* **TASK REQUIREMENTS**
This exercise calls for printing every record exactly once more.

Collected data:
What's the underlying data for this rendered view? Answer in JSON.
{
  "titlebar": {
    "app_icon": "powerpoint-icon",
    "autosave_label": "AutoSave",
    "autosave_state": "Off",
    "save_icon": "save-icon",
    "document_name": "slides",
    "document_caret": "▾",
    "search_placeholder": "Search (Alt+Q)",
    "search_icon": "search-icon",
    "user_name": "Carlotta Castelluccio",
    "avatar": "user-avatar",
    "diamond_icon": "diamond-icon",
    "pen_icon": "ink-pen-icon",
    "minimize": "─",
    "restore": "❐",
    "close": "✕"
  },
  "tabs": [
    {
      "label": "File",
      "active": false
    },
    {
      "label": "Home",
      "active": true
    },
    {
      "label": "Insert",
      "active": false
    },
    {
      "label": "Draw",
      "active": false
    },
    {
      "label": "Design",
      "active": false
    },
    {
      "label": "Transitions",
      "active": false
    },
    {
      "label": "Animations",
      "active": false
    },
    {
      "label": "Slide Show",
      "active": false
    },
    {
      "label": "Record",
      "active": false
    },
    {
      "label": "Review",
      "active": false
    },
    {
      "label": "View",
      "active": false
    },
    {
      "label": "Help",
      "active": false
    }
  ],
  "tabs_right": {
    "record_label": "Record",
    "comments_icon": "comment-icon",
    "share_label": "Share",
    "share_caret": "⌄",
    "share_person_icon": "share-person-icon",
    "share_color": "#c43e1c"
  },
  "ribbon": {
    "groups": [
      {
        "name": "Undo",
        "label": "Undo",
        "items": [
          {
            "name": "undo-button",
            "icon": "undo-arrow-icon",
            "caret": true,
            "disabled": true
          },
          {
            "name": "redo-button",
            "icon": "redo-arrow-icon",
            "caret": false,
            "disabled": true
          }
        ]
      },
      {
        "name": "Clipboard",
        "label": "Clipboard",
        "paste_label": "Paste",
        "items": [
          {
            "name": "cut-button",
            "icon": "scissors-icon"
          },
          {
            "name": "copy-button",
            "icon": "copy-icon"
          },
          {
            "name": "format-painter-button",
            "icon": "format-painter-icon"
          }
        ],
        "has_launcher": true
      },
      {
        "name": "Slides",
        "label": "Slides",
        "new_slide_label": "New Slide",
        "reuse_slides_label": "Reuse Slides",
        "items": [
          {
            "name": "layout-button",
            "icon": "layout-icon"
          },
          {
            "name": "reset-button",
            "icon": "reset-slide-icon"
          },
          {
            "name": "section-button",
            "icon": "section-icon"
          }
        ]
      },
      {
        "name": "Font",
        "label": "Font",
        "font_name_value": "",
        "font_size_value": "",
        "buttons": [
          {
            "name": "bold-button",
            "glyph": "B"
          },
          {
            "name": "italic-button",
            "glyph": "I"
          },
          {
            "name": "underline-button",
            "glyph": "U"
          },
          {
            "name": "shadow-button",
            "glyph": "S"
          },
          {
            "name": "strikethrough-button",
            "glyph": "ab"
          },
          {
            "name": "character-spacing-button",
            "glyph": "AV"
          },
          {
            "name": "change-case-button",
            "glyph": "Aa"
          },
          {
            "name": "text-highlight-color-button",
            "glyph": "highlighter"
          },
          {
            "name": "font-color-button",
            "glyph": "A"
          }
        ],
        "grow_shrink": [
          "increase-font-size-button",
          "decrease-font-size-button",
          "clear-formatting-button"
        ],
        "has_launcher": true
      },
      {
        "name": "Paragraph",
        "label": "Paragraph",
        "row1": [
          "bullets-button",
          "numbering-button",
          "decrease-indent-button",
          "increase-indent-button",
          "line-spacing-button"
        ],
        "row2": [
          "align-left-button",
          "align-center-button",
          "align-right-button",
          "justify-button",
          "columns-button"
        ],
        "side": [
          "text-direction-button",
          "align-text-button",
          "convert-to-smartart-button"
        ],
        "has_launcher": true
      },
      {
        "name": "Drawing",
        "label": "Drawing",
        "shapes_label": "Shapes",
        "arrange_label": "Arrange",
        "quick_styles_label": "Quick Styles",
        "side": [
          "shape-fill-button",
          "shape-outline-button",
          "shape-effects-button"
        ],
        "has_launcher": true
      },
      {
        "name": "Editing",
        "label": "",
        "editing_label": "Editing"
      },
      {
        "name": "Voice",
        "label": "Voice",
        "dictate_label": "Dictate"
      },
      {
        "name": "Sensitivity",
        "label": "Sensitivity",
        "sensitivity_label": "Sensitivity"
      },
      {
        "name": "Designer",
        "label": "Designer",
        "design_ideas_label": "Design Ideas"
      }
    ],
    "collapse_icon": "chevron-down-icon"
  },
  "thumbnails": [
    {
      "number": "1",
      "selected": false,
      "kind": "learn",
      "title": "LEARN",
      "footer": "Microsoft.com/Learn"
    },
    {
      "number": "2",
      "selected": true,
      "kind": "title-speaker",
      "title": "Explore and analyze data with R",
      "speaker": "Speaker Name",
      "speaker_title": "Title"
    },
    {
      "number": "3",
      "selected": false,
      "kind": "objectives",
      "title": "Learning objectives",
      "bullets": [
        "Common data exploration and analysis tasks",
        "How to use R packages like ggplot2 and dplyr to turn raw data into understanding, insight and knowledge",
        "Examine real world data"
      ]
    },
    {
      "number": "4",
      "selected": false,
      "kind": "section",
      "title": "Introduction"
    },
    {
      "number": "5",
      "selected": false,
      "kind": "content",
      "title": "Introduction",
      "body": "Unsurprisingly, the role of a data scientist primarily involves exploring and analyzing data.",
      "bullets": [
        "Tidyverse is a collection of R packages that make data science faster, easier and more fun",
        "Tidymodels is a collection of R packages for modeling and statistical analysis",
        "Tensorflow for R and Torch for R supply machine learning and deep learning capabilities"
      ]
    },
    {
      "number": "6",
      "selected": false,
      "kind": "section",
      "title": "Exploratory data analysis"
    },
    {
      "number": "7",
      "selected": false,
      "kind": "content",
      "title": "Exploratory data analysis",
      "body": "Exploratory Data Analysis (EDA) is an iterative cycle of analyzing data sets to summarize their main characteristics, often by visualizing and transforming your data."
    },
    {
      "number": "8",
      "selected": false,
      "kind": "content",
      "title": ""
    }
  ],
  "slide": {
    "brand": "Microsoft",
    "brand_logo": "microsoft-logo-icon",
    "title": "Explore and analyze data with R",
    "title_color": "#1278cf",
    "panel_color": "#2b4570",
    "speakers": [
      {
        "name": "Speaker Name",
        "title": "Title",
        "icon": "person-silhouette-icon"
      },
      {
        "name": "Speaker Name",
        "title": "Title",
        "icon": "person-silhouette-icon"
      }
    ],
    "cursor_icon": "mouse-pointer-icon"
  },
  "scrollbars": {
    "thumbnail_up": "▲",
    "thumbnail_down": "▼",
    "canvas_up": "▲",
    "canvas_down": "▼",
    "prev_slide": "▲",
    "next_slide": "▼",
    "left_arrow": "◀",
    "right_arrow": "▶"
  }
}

* **RESULT OF THE TASK**
What's the underlying data for this rendered view? Answer in JSON.
{
  "titlebar": {
    "app_icon": "powerpoint-icon",
    "autosave_label": "AutoSave",
    "autosave_state": "Off",
    "save_icon": "save-icon",
    "document_name": "slides",
    "document_caret": "▾",
    "search_placeholder": "Search (Alt+Q)",
    "search_icon": "search-icon",
    "user_name": "Carlotta Castelluccio",
    "avatar": "user-avatar",
    "diamond_icon": "diamond-icon",
    "pen_icon": "ink-pen-icon",
    "minimize": "─",
    "restore": "❐",
    "close": "✕"
  },
  "tabs": [
    {
      "label": "File",
      "active": false
    },
    {
      "label": "Home",
      "active": true
    },
    {
      "label": "Insert",
      "active": false
    },
    {
      "label": "Draw",
      "active": false
    },
    {
      "label": "Design",
      "active": false
    },
    {
      "label": "Transitions",
      "active": false
    },
    {
      "label": "Animations",
      "active": false
    },
    {
      "label": "Slide Show",
      "active": false
    },
    {
      "label": "Record",
      "active": false
    },
    {
      "label": "Review",
      "active": false
    },
    {
      "label": "View",
      "active": false
    },
    {
      "label": "Help",
      "active": false
    }
  ],
  "tabs_right": {
    "record_label": "Record",
    "comments_icon": "comment-icon",
    "share_label": "Share",
    "share_caret": "⌄",
    "share_person_icon": "share-person-icon",
    "share_color": "#c43e1c"
  },
  "ribbon": {
    "groups": [
      {
        "name": "Undo",
        "label": "Undo",
        "items": [
          {
            "name": "undo-button",
            "icon": "undo-arrow-icon",
            "caret": true,
            "disabled": true
          },
          {
            "name": "redo-button",
            "icon": "redo-arrow-icon",
            "caret": false,
            "disabled": true
          }
        ]
      },
      {
        "name": "Clipboard",
        "label": "Clipboard",
        "paste_label": "Paste",
        "items": [
          {
            "name": "cut-button",
            "icon": "scissors-icon"
          },
          {
            "name": "copy-button",
            "icon": "copy-icon"
          },
          {
            "name": "format-painter-button",
            "icon": "format-painter-icon"
          }
        ],
        "has_launcher": true
      },
      {
        "name": "Slides",
        "label": "Slides",
        "new_slide_label": "New Slide",
        "reuse_slides_label": "Reuse Slides",
        "items": [
          {
            "name": "layout-button",
            "icon": "layout-icon"
          },
          {
            "name": "reset-button",
            "icon": "reset-slide-icon"
          },
          {
            "name": "section-button",
            "icon": "section-icon"
          }
        ]
      },
      {
        "name": "Font",
        "label": "Font",
        "font_name_value": "",
        "font_size_value": "",
        "buttons": [
          {
            "name": "bold-button",
            "glyph": "B"
          },
          {
            "name": "italic-button",
            "glyph": "I"
          },
          {
            "name": "underline-button",
            "glyph": "U"
          },
          {
            "name": "shadow-button",
            "glyph": "S"
          },
          {
            "name": "strikethrough-button",
            "glyph": "ab"
          },
          {
            "name": "character-spacing-button",
            "glyph": "AV"
          },
          {
            "name": "change-case-button",
            "glyph": "Aa"
          },
          {
            "name": "text-highlight-color-button",
            "glyph": "highlighter"
          },
          {
            "name": "font-color-button",
            "glyph": "A"
          }
        ],
        "grow_shrink": [
          "increase-font-size-button",
          "decrease-font-size-button",
          "clear-formatting-button"
        ],
        "has_launcher": true
      },
      {
        "name": "Paragraph",
        "label": "Paragraph",
        "row1": [
          "bullets-button",
          "numbering-button",
          "decrease-indent-button",
          "increase-indent-button",
          "line-spacing-button"
        ],
        "row2": [
          "align-left-button",
          "align-center-button",
          "align-right-button",
          "justify-button",
          "columns-button"
        ],
        "side": [
          "text-direction-button",
          "align-text-button",
          "convert-to-smartart-button"
        ],
        "has_launcher": true
      },
      {
        "name": "Drawing",
        "label": "Drawing",
        "shapes_label": "Shapes",
        "arrange_label": "Arrange",
        "quick_styles_label": "Quick Styles",
        "side": [
          "shape-fill-button",
          "shape-outline-button",
          "shape-effects-button"
        ],
        "has_launcher": true
      },
      {
        "name": "Editing",
        "label": "",
        "editing_label": "Editing"
      },
      {
        "name": "Voice",
        "label": "Voice",
        "dictate_label": "Dictate"
      },
      {
        "name": "Sensitivity",
        "label": "Sensitivity",
        "sensitivity_label": "Sensitivity"
      },
      {
        "name": "Designer",
        "label": "Designer",
        "design_ideas_label": "Design Ideas"
      }
    ],
    "collapse_icon": "chevron-down-icon"
  },
  "thumbnails": [
    {
      "number": "1",
      "selected": false,
      "kind": "learn",
      "title": "LEARN",
      "footer": "Microsoft.com/Learn"
    },
    {
      "number": "2",
      "selected": true,
      "kind": "title-speaker",
      "title": "Explore and analyze data with R",
      "speaker": "Speaker Name",
      "speaker_title": "Title"
    },
    {
      "number": "3",
      "selected": false,
      "kind": "objectives",
      "title": "Learning objectives",
      "bullets": [
        "Common data exploration and analysis tasks",
        "How to use R packages like ggplot2 and dplyr to turn raw data into understanding, insight and knowledge",
        "Examine real world data"
      ]
    },
    {
      "number": "4",
      "selected": false,
      "kind": "section",
      "title": "Introduction"
    },
    {
      "number": "5",
      "selected": false,
      "kind": "content",
      "title": "Introduction",
      "body": "Unsurprisingly, the role of a data scientist primarily involves exploring and analyzing data.",
      "bullets": [
        "Tidyverse is a collection of R packages that make data science faster, easier and more fun",
        "Tidymodels is a collection of R packages for modeling and statistical analysis",
        "Tensorflow for R and Torch for R supply machine learning and deep learning capabilities"
      ]
    },
    {
      "number": "6",
      "selected": false,
      "kind": "section",
      "title": "Exploratory data analysis"
    },
    {
      "number": "7",
      "selected": false,
      "kind": "content",
      "title": "Exploratory data analysis",
      "body": "Exploratory Data Analysis (EDA) is an iterative cycle of analyzing data sets to summarize their main characteristics, often by visualizing and transforming your data."
    },
    {
      "number": "8",
      "selected": false,
      "kind": "content",
      "title": ""
    }
  ],
  "slide": {
    "brand": "Microsoft",
    "brand_logo": "microsoft-logo-icon",
    "title": "Explore and analyze data with R",
    "title_color": "#1278cf",
    "panel_color": "#2b4570",
    "speakers": [
      {
        "name": "Speaker Name",
        "title": "Title",
        "icon": "person-silhouette-icon"
      },
      {
        "name": "Speaker Name",
        "title": "Title",
        "icon": "person-silhouette-icon"
      }
    ],
    "cursor_icon": "mouse-pointer-icon"
  },
  "scrollbars": {
    "thumbnail_up": "▲",
    "thumbnail_down": "▼",
    "canvas_up": "▲",
    "canvas_down": "▼",
    "prev_slide": "▲",
    "next_slide": "▼",
    "left_arrow": "◀",
    "right_arrow": "▶"
  }
}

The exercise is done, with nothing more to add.